It’s also important to think of what part of the purchase cycle you are trying to capture. There are several large platforms that each have an advertising product suitable for each core objective, but each has its own unique advantage.
-Google AdWords Search – Controls 90% of search market in many countries; mainly suitable for direct response but useful for branding
-Google AdWords Display Network – AdSense is the dominant mechanism for monetisation of content and best suited for branding, though retargeting can lead to direct response
-YouTube Ads – The second-largest search engine and largest video platform; suitable for branding and amplification of your content
-Bing Ads – Can be cheaper than Google and offers similar options; mainly suitable for direct response
-Facebook Ads – Over 1.39 billion users with user-focused targeting options; suitable for building an audience and amplification
-Twitter Ads – Over 300 million users; cheaper than Facebook and suitable for direct response, building an audience and amplification
What will your campaigns cost overall?
As with any marketing campaign, it’s key that you understand or forecast the total investment required. It can be smart to prioritize channels with the lowest required investment and ramp up the investment as revenue/profits increase. Some considerations to take when calculating your investment:
-Are there additional staffing costs required (often you might need to hire a specialist)? Specialists can be great investments as they can run campaigns more effectively, but they can command high costs as they have unique knowledge not always easily picked up by existing staff without training.
-How are the advertising costs calculated? Are media costs included? Also consider if there are costs incurred for using an agency or big management platform for your campaigns; you may find that spending more money on media drastically reduces your campaign costs as digital usually allows for scalability.
-Is there a cost for production of content (articles, images, and video)? Some agencies include these costs as part of the management fees, but if the campaign needs to be expanded or refreshed, consider whether there will be additional charges.
-What training and education will be required if you are not outsourcing the marketing? It’s likely that you will need to train your staff on a new platform, system or procedure in order to run your campaigns effectively.
Key considerations for effective digital marketing
-Measure and track everything you can
-Test, learn, and don’t be afraid to fail
-There is an 80/20 rule in everything; just accept it

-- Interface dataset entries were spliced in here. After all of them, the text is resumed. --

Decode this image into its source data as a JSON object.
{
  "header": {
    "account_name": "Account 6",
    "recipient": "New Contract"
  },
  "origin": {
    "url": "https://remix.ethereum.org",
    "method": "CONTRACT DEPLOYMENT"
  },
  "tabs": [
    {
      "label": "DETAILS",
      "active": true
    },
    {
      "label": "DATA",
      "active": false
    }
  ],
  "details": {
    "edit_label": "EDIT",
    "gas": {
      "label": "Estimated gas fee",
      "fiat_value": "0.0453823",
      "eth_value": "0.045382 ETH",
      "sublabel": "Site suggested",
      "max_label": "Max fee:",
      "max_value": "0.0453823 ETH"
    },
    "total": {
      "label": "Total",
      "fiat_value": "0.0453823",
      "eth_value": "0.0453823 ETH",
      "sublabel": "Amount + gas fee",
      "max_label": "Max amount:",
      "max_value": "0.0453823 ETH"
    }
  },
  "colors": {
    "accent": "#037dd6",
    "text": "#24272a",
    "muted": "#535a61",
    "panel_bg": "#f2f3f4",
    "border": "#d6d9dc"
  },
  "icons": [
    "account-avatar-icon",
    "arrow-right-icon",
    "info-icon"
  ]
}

-Focus on what you want from your campaign
-Similar to share trading, establish some stop limits on maximum spend
-Don’t be afraid to pause campaigns, ad copy, or keywords that don’t perform